'Most Valuable Players'
(John Andreadis, Frank Anonia, Shelley Brown, et al / DVD / NR / 2012 / Virgil Films & Entertainment)
Overview: Across the USA, high school sports are regularly lavished with funding, publicity and scholarships, while theater departments struggle to put on the school musical hoping for some attention of their own. It's no different in the sports crazy Lehigh Valley, PA, except for the "Freddy Awards," a live television event that recognizes excellence in local high school musical theater!
DVD Verdict: 'Most Valuable Players' is one of the most joyful documentaries I have ever seen. I saw this film nearly a year ago at Docuweek (LA), and was hoping to see it again on DVD. I found it to be even more entertaining and enlightening the second time around. There are also lots of great extras including Filmmaker Commentary, Deleted Scenes and a Cast Reunion segment.
'The film opens accessing support for the arts in sports crazy Lehigh Valley, Pennsylvania. A newspaper editor states that more column inches are devoted to sports than any thing else in his newspaper, and millions are spent to maintain sports facilities, with little to nothing being spent on the arts. But as we learn from this thoroughly engaging doc, high school theater is also a team sport.
The film follows three high schools: Freedom, Emmaus and Parkland, and their talented students leading up to the Super Bowl of local musical theater, the Freddy Awards. The brainchild of State Theater CEO Shelly Brown, the annual Freddy's bring together 27 area high schools, as they compete for Tony like honors. All of which, including the nominations, is broadcast live on TV and streamed on the Internet to huge audiences.
Freedom High soccer standout and drama geek, John Andreadis, illustrates that there is no conflict between sports and the arts, when adults step aside and let the kids find their way. His parents are supremely understanding and supportive once they realize that the two disciplines are compatible.
His drama teacher Jennifer Wesco makes sure that every one of her drama students understands that they do theater for themselves first and foremost, not for trophies and accolades.
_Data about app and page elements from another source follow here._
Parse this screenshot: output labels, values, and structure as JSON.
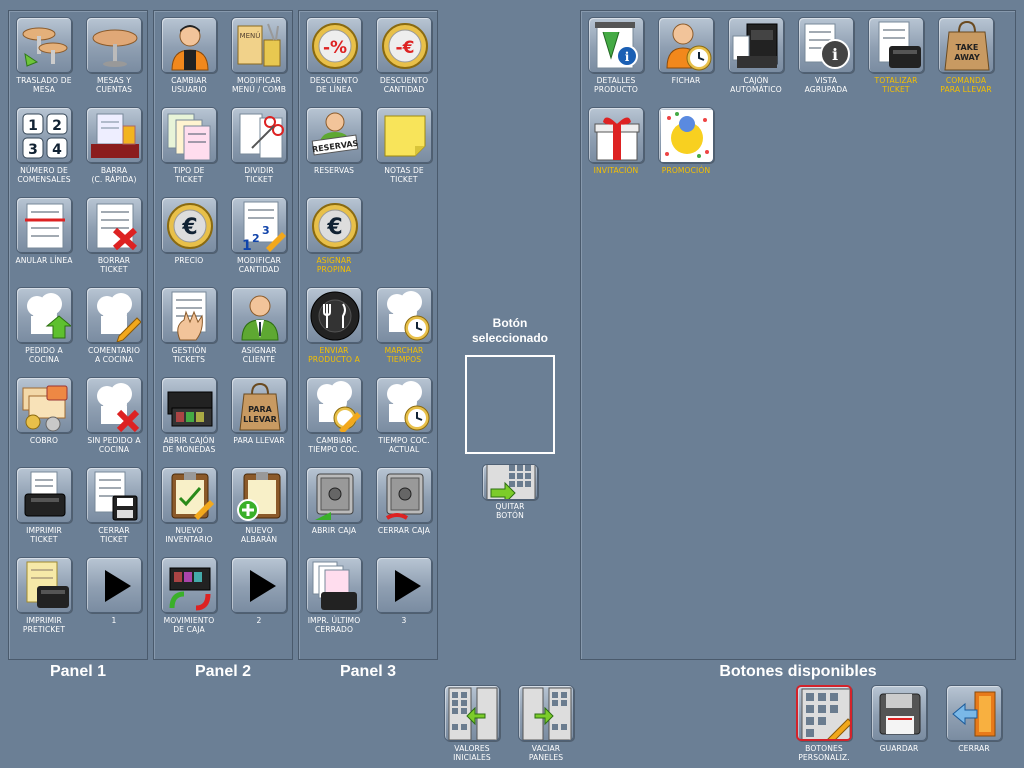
{
  "panels": {
    "panel1_title": "Panel 1",
    "panel2_title": "Panel 2",
    "panel3_title": "Panel 3",
    "available_title": "Botones disponibles"
  },
  "panel1": [
    {
      "label": "TRASLADO DE\nMESA",
      "icon": "tables-move-icon",
      "yellow": false
    },
    {
      "label": "MESAS Y\nCUENTAS",
      "icon": "table-icon",
      "yellow": false
    },
    {
      "label": "NÚMERO DE\nCOMENSALES",
      "icon": "diners-number-icon",
      "yellow": false
    },
    {
      "label": "BARRA\n(C. RÁPIDA)",
      "icon": "bar-icon",
      "yellow": false
    },
    {
      "label": "ANULAR LÍNEA",
      "icon": "cancel-line-icon",
      "yellow": false
    },
    {
      "label": "BORRAR\nTICKET",
      "icon": "delete-ticket-icon",
      "yellow": false
    },
    {
      "label": "PEDIDO A\nCOCINA",
      "icon": "kitchen-order-icon",
      "yellow": false
    },
    {
      "label": "COMENTARIO\nA COCINA",
      "icon": "kitchen-comment-icon",
      "yellow": false
    },
    {
      "label": "COBRO",
      "icon": "payment-icon",
      "yellow": false
    },
    {
      "label": "SIN PEDIDO A\nCOCINA",
      "icon": "no-kitchen-order-icon",
      "yellow": false
    },
    {
      "label": "IMPRIMIR\nTICKET",
      "icon": "print-ticket-icon",
      "yellow": false
    },
    {
      "label": "CERRAR\nTICKET",
      "icon": "close-ticket-icon",
      "yellow": false
    },
    {
      "label": "IMPRIMIR\nPRETICKET",
      "icon": "print-preticket-icon",
      "yellow": false
    },
    {
      "label": "1",
      "icon": "play-arrow-icon",
      "yellow": false
    }
  ],
  "panel2": [
    {
      "label": "CAMBIAR\nUSUARIO",
      "icon": "user-change-icon",
      "yellow": false
    },
    {
      "label": "MODIFICAR\nMENÚ / COMB",
      "icon": "menu-edit-icon",
      "yellow": false
    },
    {
      "label": "TIPO DE\nTICKET",
      "icon": "ticket-type-icon",
      "yellow": false
    },
    {
      "label": "DIVIDIR\nTICKET",
      "icon": "split-ticket-icon",
      "yellow": false
    },
    {
      "label": "PRECIO",
      "icon": "euro-price-icon",
      "yellow": false
    },
    {
      "label": "MODIFICAR\nCANTIDAD",
      "icon": "quantity-edit-icon",
      "yellow": false
    },
    {
      "label": "GESTIÓN\nTICKETS",
      "icon": "tickets-manage-icon",
      "yellow": false
    },
    {
      "label": "ASIGNAR\nCLIENTE",
      "icon": "assign-client-icon",
      "yellow": false
    },
    {
      "label": "ABRIR CAJÓN\nDE MONEDAS",
      "icon": "cash-drawer-icon",
      "yellow": false
    },
    {
      "label": "PARA LLEVAR",
      "icon": "takeaway-bag-icon",
      "yellow": false
    },
    {
      "label": "NUEVO\nINVENTARIO",
      "icon": "inventory-icon",
      "yellow": false
    },
    {
      "label": "NUEVO\nALBARÁN",
      "icon": "delivery-note-icon",
      "yellow": false
    },
    {
      "label": "MOVIMIENTO\nDE CAJA",
      "icon": "cash-movement-icon",
      "yellow": false
    },
    {
      "label": "2",
      "icon": "play-arrow-icon",
      "yellow": false
    }
  ],
  "panel3": [
    {
      "label": "DESCUENTO\nDE LÍNEA",
      "icon": "percent-discount-icon",
      "yellow": false
    },
    {
      "label": "DESCUENTO\nCANTIDAD",
      "icon": "euro-discount-icon",
      "yellow": false
    },
    {
      "label": "RESERVAS",
      "icon": "reservations-icon",
      "yellow": false
    },
    {
      "label": "NOTAS DE\nTICKET",
      "icon": "sticky-note-icon",
      "yellow": false
    },
    {
      "label": "ASIGNAR\nPROPINA",
      "icon": "euro-tip-icon",
      "yellow": true
    },
    {
      "label": "",
      "icon": "",
      "yellow": false
    },
    {
      "label": "ENVIAR\nPRODUCTO A",
      "icon": "plate-cutlery-icon",
      "yellow": true
    },
    {
      "label": "MARCHAR\nTIEMPOS",
      "icon": "chef-clock-icon",
      "yellow": true
    },
    {
      "label": "CAMBIAR\nTIEMPO COC.",
      "icon": "chef-clock-edit-icon",
      "yellow": false
    },
    {
      "label": "TIEMPO COC.\nACTUAL",
      "icon": "chef-clock-current-icon",
      "yellow": false
    },
    {
      "label": "ABRIR CAJA",
      "icon": "safe-open-icon",
      "yellow": false
    },
    {
      "label": "CERRAR CAJA",
      "icon": "safe-close-icon",
      "yellow": false
    },
    {
      "label": "IMPR. ÚLTIMO\nCERRADO",
      "icon": "print-last-icon",
      "yellow": false
    },
    {
      "label": "3",
      "icon": "play-arrow-icon",
      "yellow": false
    }
  ],
  "available": [
    {
      "label": "DETALLES\nPRODUCTO",
      "icon": "product-details-icon",
      "yellow": false
    },
    {
      "label": "FICHAR",
      "icon": "clock-in-icon",
      "yellow": false
    },
    {
      "label": "CAJÓN\nAUTOMÁTICO",
      "icon": "auto-drawer-icon",
      "yellow": false
    },
    {
      "label": "VISTA\nAGRUPADA",
      "icon": "grouped-view-icon",
      "yellow": false
    },
    {
      "label": "TOTALIZAR\nTICKET",
      "icon": "totalize-ticket-icon",
      "yellow": true
    },
    {
      "label": "COMANDA\nPARA LLEVAR",
      "icon": "takeaway-order-icon",
      "yellow": true
    },
    {
      "label": "INVITACIÓN",
      "icon": "gift-icon",
      "yellow": true
    },
    {
      "label": "PROMOCIÓN",
      "icon": "promotion-icon",
      "yellow": true
    }
  ],
  "selected": {
    "label": "Botón\nseleccionado",
    "remove_label": "QUITAR\nBOTÓN"
  },
  "bottom": {
    "initial_values": "VALORES\nINICIALES",
    "empty_panels": "VACIAR\nPANELES",
    "custom_buttons": "BOTONES\nPERSONALIZ.",
    "save": "GUARDAR",
    "close": "CERRAR"
  },
  "colors": {
    "background": "#6b7f95",
    "label_highlight": "#f5c000",
    "active_border": "#d4222a"
  }
}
Parkland High director, Mark Stutz and Emmaus director Jill Kuebler are wonderfully honest and open cheerleaders for their students, as their two schools battle it out at the Freddy's, each with 16 nominations for their competing Les Mis productions.
It's the kids that profoundly demonstrate that their love for theater transcends all when they join together at what is truly their theater all-star game, The Freddy's. [PBW] This is a Widescreen Presentation (1.77:1) enhanced for 16x9 TVs.
"Freddy Fever" Clip